“At the IMF, we focus on sound macroeconomic fundamentals, so that economies can grow and provide more opportunities to their people. But we also look at inequality because it undermines social cohesion, and it also affects productivity and growth. In that regard, we have learned important lessons on the role of social safety nets. We hope to recast them into social safety ropes; to help people help themselves. On the role of labor markets and financial inclusion, we pay particular attention to participation of women in the labor force. We also have a policy that establishes a floor for social spending in our programs, so that resources for education and health, which are key social objectives, can be protected.

I want to also stress the importance of an integrated world economy, because we know trade is good for all countries, but it is particularly good for low-income countries. At the Fund, we take to heart what opportunities there are that we need to capture. Obviously, artificial intelligence is an opportunity. But it is also a risk to increased inequality if it’s not handled right.

Finally, data. Better data means better policies. We play a big role in the G20 Data Gaps Initiative, including on this topic – how to provide comprehensive data to address inequality.”

Financing for development and debt

“I thank the Presidency for highlighting financing for development as the challenge of our time. Unfortunately, we are losing ground rather than gaining. We need an extraordinary package of domestic actions and external support.
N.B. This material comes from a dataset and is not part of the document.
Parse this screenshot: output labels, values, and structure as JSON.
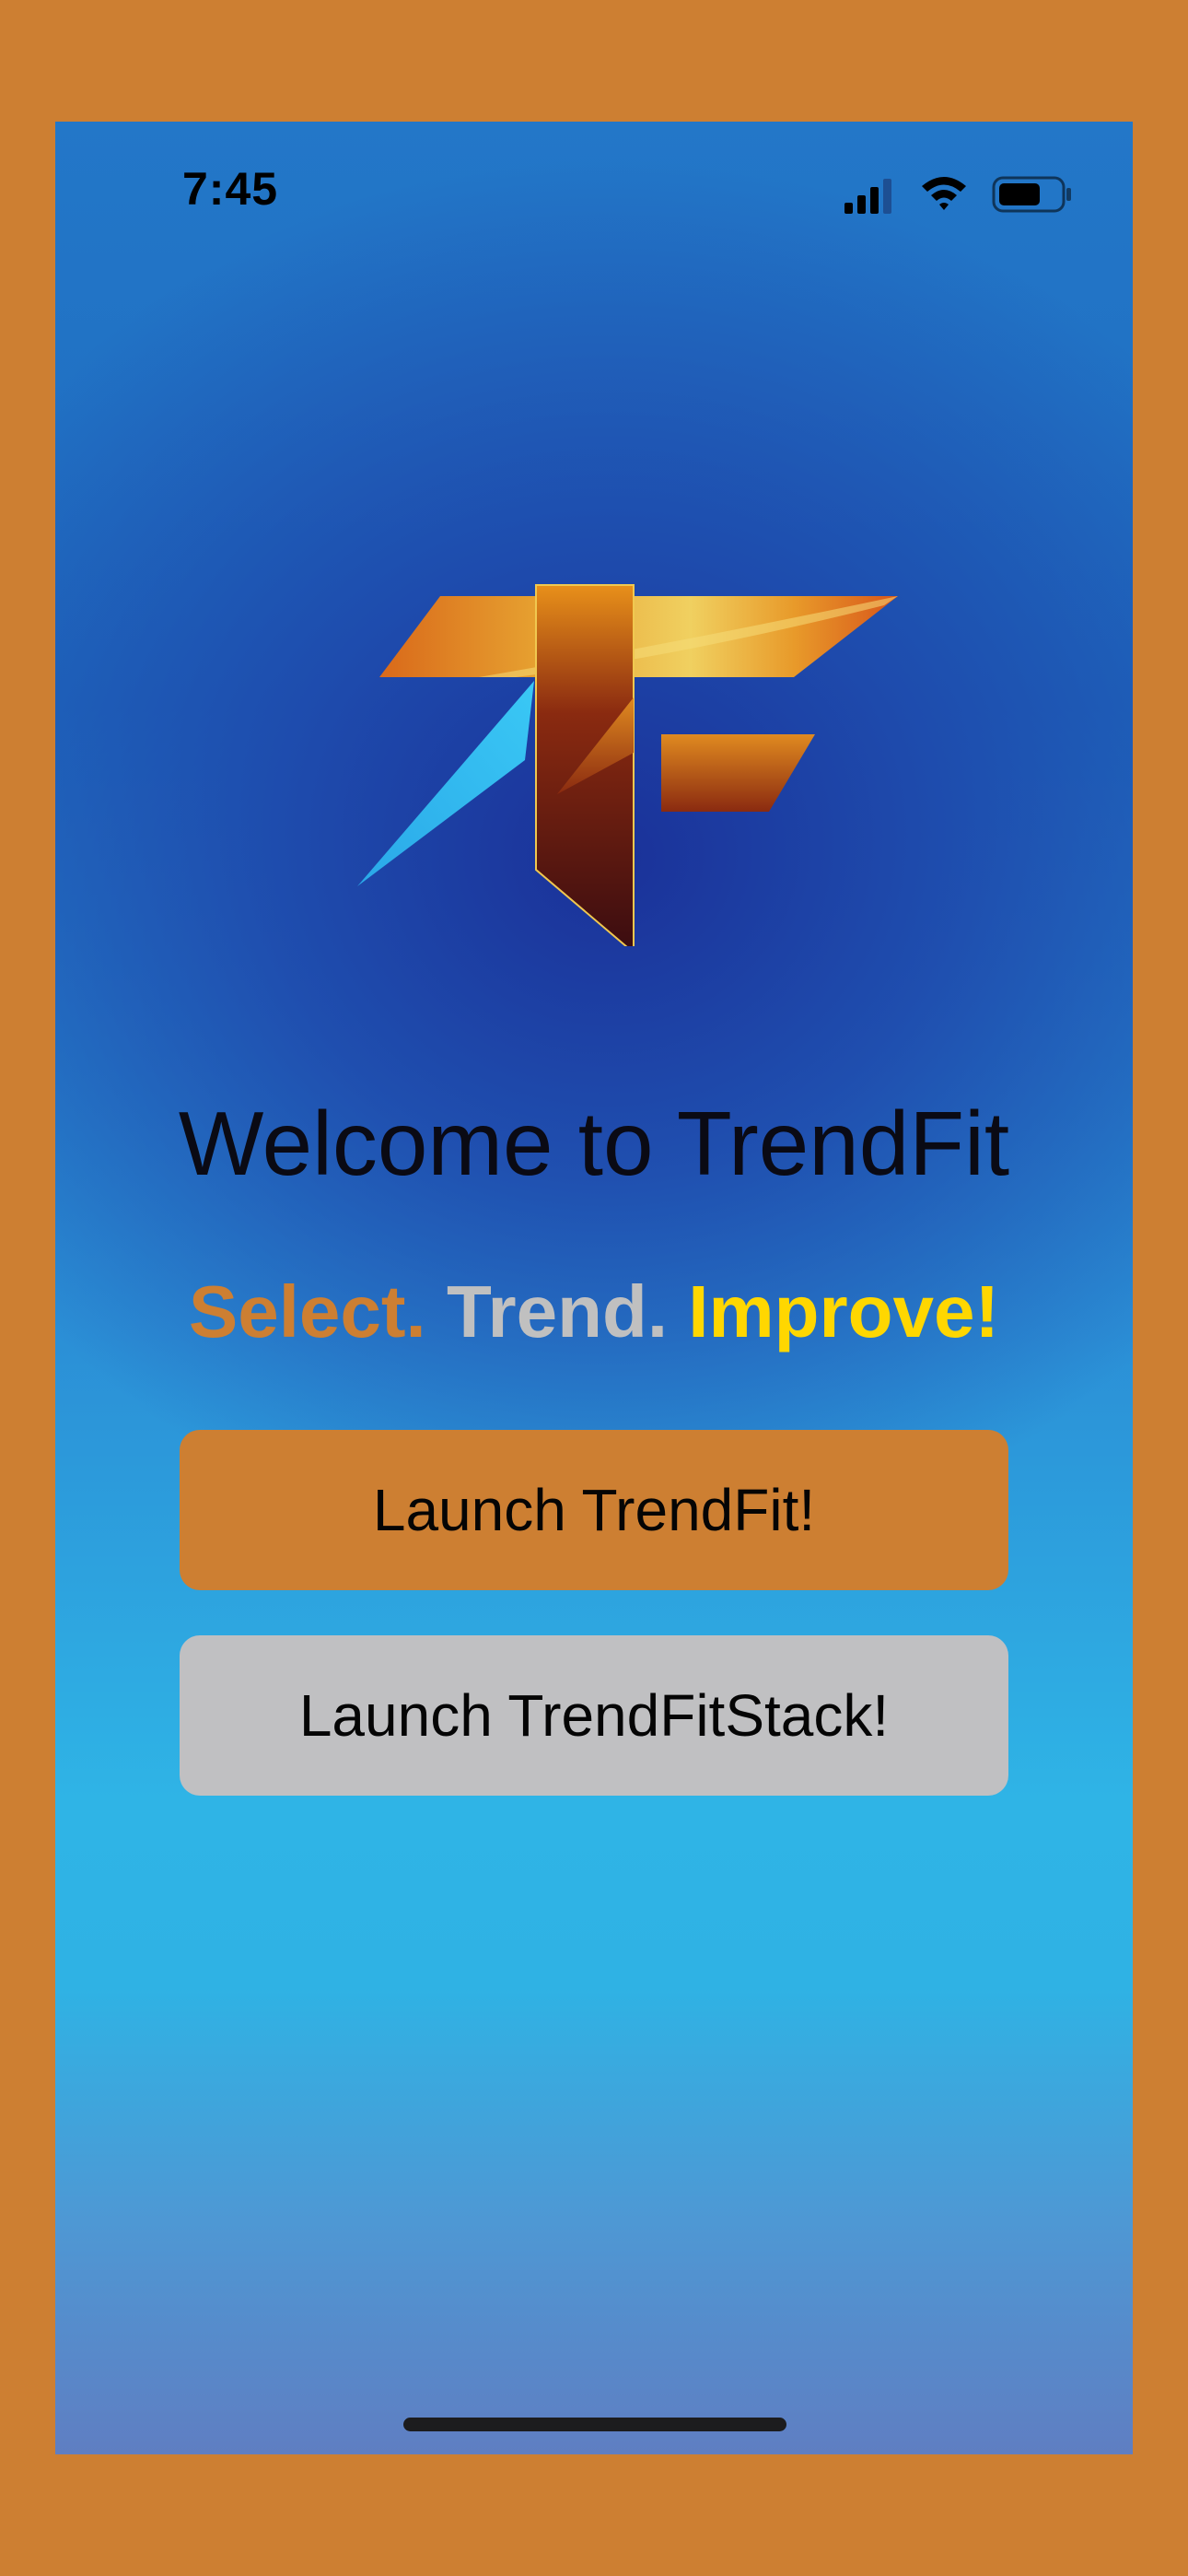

On the domestic policy front, we at the IMF work in strong partnership with the World Bank and other organizations to help our members put in place sound macroeconomic fundamentals. This allows them to achieve higher growth rates and improve standards of living. We are taking to heart the significance of domestic resource mobilization, the most important source of financial capacity of countries to help their people. Together with the World Bank, we have started a large domestic resource mobilization initiative, in which we will help our members comprehensively address how to increase resources in the public purse, how to use this money most effectively, how to give the financial sector confidence so that savings can turn into productive investment, and how to build domestic capital markets to increase the efficiency and effectiveness of every penny.

With respect to external support, our role is to be there for members that need balance of payments support, and I want to thank members of the G20 for helping to make the IMF financially stronger by supporting a 50 percent quota increase at the Annual Meetings in Marrakech. We now need our member countries to finalize domestic procedures to bring it into effect. With the contributions to our Poverty Reduction and Growth Trust (PRGT) subsidy and loan accounts, we have met our first-stage fundraising goal in Marrakech. And the $40 billion pledged for the Resilience and Sustainability Trust (RST) is now delivering 17 programs in one short year. We are working very effectively with the multilateral development banks – the World Bank, the Inter-American Development Bank, the other development institutions – because we recognize that only together, we can make a stronger impact.

Finally, on debt, as we heard from many, high debt service is a problem for a number of highly vulnerable countries, constraining resources that could go to development. I applaud the efforts that have be put in so far by G20 members to make the Common Framework deliver. We now have four countries undertaking debt restructuring, each one faster than the previous one. I am committed to help advance the work on addressing debt vulnerabilities through the Global Sovereign Debt Roundtable so that we better address issues like timeliness, predictability, and comparability of treatment. Together we can make the difference.”

Leave a Comment

Your email address will not be published. Required fields are marked *